Yesterday, in the midst of a paralyzing sadness about potentially losing my precious friend as a result of acting out, I reached out to my Facebook community asking, “How do you not hide from life when feeling great emotional pain?” My M.O. at such times is to disappear into an abyss of negative thinking, doubt and shame. I feel really grateful to have such a caring, understanding and experienced friends, whose wisdom has been helping immensely.
Among other things, they answered:
– Reach out.
– Random acts of kindness.
– We pursue and embrace life with all of our heart, body and mind.
– Crank up some tunes and clean! I find it kind of meditative that way. Plus, I do not like being around others when I feel like crap. Plus, it always cheers me to see my material environment brightened at the end.
– hide if you need to hide, cry uncontrollably until the tears run dry, lean on friends, post on facebook, listen to and play music, wait, sleep, be depressed, be suicidal, let these thoughts and emotions pass like clouds in the night sky, sooner or later, this too shall pass, walk on the wild side, you already know what to do.
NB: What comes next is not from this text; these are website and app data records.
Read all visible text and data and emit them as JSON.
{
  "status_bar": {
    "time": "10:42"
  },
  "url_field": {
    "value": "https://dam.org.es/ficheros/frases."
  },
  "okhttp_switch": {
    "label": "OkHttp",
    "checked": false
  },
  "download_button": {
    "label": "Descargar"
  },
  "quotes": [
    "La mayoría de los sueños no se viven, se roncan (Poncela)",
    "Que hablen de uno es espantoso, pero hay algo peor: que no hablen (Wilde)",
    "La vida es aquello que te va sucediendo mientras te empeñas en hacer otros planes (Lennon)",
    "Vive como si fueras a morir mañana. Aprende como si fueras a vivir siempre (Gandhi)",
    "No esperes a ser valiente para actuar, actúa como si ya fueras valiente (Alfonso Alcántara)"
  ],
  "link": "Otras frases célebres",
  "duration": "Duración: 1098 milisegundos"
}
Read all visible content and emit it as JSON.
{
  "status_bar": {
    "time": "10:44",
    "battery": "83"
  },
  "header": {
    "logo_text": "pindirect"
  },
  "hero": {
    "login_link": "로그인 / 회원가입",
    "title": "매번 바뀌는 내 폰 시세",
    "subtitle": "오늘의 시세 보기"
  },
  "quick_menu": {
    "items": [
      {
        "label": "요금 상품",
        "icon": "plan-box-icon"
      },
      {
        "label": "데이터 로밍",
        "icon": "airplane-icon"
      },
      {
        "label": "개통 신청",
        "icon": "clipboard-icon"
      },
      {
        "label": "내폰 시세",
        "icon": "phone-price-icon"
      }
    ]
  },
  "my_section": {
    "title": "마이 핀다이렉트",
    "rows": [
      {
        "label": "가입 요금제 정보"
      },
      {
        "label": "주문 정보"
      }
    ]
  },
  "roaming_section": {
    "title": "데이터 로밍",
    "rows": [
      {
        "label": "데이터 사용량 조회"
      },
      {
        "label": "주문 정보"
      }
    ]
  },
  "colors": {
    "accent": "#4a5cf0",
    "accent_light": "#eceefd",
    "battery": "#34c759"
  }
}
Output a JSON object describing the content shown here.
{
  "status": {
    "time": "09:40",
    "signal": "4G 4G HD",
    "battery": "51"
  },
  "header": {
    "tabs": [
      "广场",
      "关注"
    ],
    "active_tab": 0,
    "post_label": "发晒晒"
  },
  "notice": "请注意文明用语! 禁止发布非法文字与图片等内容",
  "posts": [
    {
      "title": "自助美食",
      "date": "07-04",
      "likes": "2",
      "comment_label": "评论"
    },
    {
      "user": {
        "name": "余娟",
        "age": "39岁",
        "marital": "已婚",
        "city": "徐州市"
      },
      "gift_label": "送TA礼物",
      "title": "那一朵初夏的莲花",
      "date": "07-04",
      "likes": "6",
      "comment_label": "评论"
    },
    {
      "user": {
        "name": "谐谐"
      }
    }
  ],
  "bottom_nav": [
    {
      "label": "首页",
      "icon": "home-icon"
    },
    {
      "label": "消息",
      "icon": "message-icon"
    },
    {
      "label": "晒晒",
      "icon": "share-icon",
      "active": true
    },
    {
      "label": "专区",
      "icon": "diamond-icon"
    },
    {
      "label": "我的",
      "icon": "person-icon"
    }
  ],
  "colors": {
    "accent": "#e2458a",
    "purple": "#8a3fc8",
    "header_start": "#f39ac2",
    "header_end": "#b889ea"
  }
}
– I find chanting a mantra helps – calms the monkey mind and really does a healing number on all areas of the body-mind-spirit.
– You know what to do already, but you may be too busy, too agitated, too stressed to hear it. Stop. Wait. Wait. Wait. Mountain pose. Sukhasana. The answer is waiting.
– For me being quiet with god for 30 mins.
By the time I went to bed last night, I felt a lot more peaceful.
* * *
Finally, today, I was reminded to relax my clinging fingers. Release the grip. Surrender.
At about 6am, I woke up with some kind of stomach bug and have been feeling completely wiped out. I had to text and e-mail and post that my morning yoga classes would be subbed. While on Facebook, I came across a post that truly awakened me. Wisdom from Swami Satchidananda. This week I experienced aches and pains of all kinds! Everything at once. So I’ve had to reflect on accepting the things I cannot change, and changing the things I can. I don’t believe in an interventionist, capital “G” god, but I do believe that surrendering my attempts to control this life can bring great healing. Because it has in the past.
You cannot do everything by yourself. If you believe in God, if you trust God wholeheartedly, even your sickness will go away because you are putting yourself into the hands of a more powerful doctor. Difficult situations come to give us a chance to prove that we trust in a higher energy. Otherwise, how can you ever prove yourself? When everything goes smoothly you are all good devotees, no doubt. But you really prove it when everything is shaking and still you are able to say, “It doesn’t matter. Even if I lose everything, I am not going to lose this faith.” Once you prove that, then everything that was lost will come back to you.
– Swami Satchidananda
So I am letting go. Again. I am letting go.
* * *
When this much is happening, what relaxes me most is sensing that a great change is coming…and I’m not talking about the obvious change in seasons or change in my situation or changes around me. If I am open and willing and proactive, there will be great change within me. When I surrender, I trust that the right things will happen around me. And even though I am nursing my heartache and back ache and belly ache this weekend, I feel simultaneously horrible and hopeful! In my opinion, that’s a great place to be.
OM Shanti, Shanti, Shanti. Peace.